Excerpted records below:
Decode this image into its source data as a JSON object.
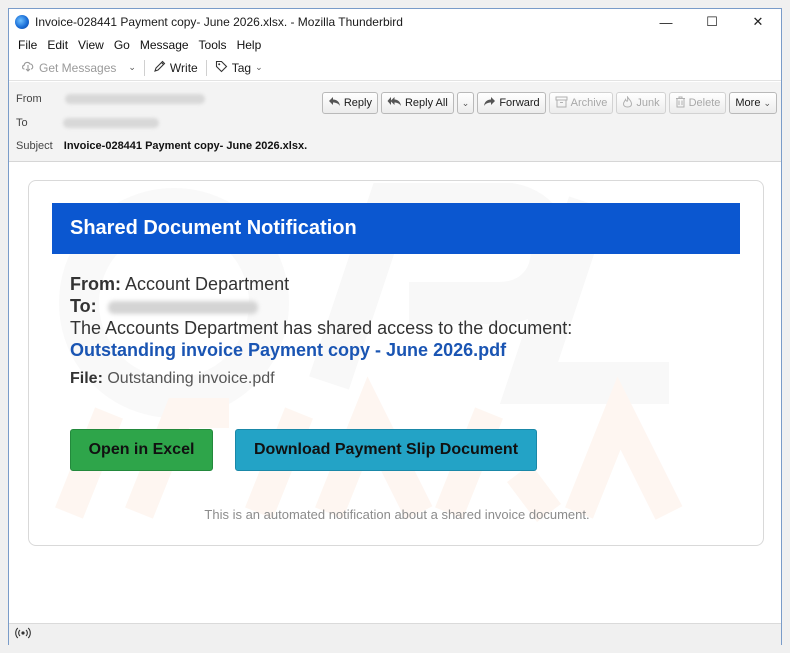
{
  "window": {
    "title": "Invoice-028441 Payment copy- June 2026.xlsx. - Mozilla Thunderbird",
    "controls": {
      "minimize": "—",
      "maximize": "☐",
      "close": "✕"
    }
  },
  "menu": [
    {
      "label": "File"
    },
    {
      "label": "Edit"
    },
    {
      "label": "View"
    },
    {
      "label": "Go"
    },
    {
      "label": "Message"
    },
    {
      "label": "Tools"
    },
    {
      "label": "Help"
    }
  ],
  "toolbar": {
    "get_messages": "Get Messages",
    "write": "Write",
    "tag": "Tag"
  },
  "header": {
    "from_label": "From",
    "to_label": "To",
    "subject_label": "Subject",
    "subject_value": "Invoice-028441 Payment copy- June 2026.xlsx.",
    "actions": {
      "reply": "Reply",
      "reply_all": "Reply All",
      "forward": "Forward",
      "archive": "Archive",
      "junk": "Junk",
      "delete": "Delete",
      "more": "More"
    }
  },
  "email": {
    "banner_title": "Shared Document Notification",
    "from_label": "From:",
    "from_value": "Account Department",
    "to_label": "To:",
    "shared_text": "The Accounts Department has shared access to the document:",
    "document_link": "Outstanding invoice Payment copy - June 2026.pdf",
    "file_label": "File:",
    "file_value": "Outstanding invoice.pdf",
    "open_button": "Open in Excel",
    "download_button": "Download Payment Slip Document",
    "footer_note": "This is an automated notification about a shared invoice document."
  },
  "colors": {
    "banner": "#0b57d0",
    "link": "#1a55b3",
    "open_button": "#2ea54a",
    "download_button": "#23a3c6"
  },
  "icons": {
    "app": "thunderbird-icon",
    "get_messages": "cloud-download-icon",
    "write": "pencil-icon",
    "tag": "tag-icon",
    "reply": "reply-arrow-icon",
    "reply_all": "reply-all-arrow-icon",
    "forward": "forward-arrow-icon",
    "archive": "archive-box-icon",
    "junk": "flame-icon",
    "delete": "trash-icon",
    "status": "radio-signal-icon"
  }
}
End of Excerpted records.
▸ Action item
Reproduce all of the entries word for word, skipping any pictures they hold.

▸ Final answer
Decode this image into its source data as a JSON object.
{
  "window": {
    "title": "Invoice-028441 Payment copy- June 2026.xlsx. - Mozilla Thunderbird",
    "controls": {
      "minimize": "—",
      "maximize": "☐",
      "close": "✕"
    }
  },
  "menu": [
    {
      "label": "File"
    },
    {
      "label": "Edit"
    },
    {
      "label": "View"
    },
    {
      "label": "Go"
    },
    {
      "label": "Message"
    },
    {
      "label": "Tools"
    },
    {
      "label": "Help"
    }
  ],
  "toolbar": {
    "get_messages": "Get Messages",
    "write": "Write",
    "tag": "Tag"
  },
  "header": {
    "from_label": "From",
    "to_label": "To",
    "subject_label": "Subject",
    "subject_value": "Invoice-028441 Payment copy- June 2026.xlsx.",
    "actions": {
      "reply": "Reply",
      "reply_all": "Reply All",
      "forward": "Forward",
      "archive": "Archive",
      "junk": "Junk",
      "delete": "Delete",
      "more": "More"
    }
  },
  "email": {
    "banner_title": "Shared Document Notification",
    "from_label": "From:",
    "from_value": "Account Department",
    "to_label": "To:",
    "shared_text": "The Accounts Department has shared access to the document:",
    "document_link": "Outstanding invoice Payment copy - June 2026.pdf",
    "file_label": "File:",
    "file_value": "Outstanding invoice.pdf",
    "open_button": "Open in Excel",
    "download_button": "Download Payment Slip Document",
    "footer_note": "This is an automated notification about a shared invoice document."
  },
  "colors": {
    "banner": "#0b57d0",
    "link": "#1a55b3",
    "open_button": "#2ea54a",
    "download_button": "#23a3c6"
  },
  "icons": {
    "app": "thunderbird-icon",
    "get_messages": "cloud-download-icon",
    "write": "pencil-icon",
    "tag": "tag-icon",
    "reply": "reply-arrow-icon",
    "reply_all": "reply-all-arrow-icon",
    "forward": "forward-arrow-icon",
    "archive": "archive-box-icon",
    "junk": "flame-icon",
    "delete": "trash-icon",
    "status": "radio-signal-icon"
  }
}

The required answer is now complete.